Stored records:
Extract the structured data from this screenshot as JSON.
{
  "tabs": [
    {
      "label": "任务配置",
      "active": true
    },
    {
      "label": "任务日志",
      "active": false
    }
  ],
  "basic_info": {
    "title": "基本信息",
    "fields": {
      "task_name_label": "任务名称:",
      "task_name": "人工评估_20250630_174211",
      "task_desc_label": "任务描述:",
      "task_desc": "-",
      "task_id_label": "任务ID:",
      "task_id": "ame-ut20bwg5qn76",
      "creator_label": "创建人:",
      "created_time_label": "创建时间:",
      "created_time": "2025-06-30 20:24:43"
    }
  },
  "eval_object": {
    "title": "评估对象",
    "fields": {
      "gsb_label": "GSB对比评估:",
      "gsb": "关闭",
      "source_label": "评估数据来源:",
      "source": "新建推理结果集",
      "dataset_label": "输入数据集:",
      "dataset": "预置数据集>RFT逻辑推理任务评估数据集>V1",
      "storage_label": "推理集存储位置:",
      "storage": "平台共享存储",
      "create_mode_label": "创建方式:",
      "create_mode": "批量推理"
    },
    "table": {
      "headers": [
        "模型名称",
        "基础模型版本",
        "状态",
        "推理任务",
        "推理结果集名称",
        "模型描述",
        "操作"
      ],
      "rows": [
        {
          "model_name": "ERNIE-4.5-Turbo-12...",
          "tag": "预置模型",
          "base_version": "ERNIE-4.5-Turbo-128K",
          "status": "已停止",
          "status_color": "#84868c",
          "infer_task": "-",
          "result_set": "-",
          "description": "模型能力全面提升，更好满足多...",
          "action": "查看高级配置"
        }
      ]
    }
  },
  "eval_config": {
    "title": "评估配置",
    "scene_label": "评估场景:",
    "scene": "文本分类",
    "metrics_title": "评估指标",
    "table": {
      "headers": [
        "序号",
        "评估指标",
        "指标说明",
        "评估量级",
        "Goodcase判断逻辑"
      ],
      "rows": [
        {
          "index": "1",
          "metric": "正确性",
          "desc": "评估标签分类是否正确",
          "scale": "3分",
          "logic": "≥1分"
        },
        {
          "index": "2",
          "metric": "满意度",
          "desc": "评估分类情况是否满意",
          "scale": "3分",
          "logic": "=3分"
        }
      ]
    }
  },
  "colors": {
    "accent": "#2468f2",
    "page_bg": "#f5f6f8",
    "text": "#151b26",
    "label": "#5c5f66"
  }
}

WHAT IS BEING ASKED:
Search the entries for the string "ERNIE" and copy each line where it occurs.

ANSWER SECTION:
          "model_name": "ERNIE-4.5-Turbo-12...",
          "base_version": "ERNIE-4.5-Turbo-128K",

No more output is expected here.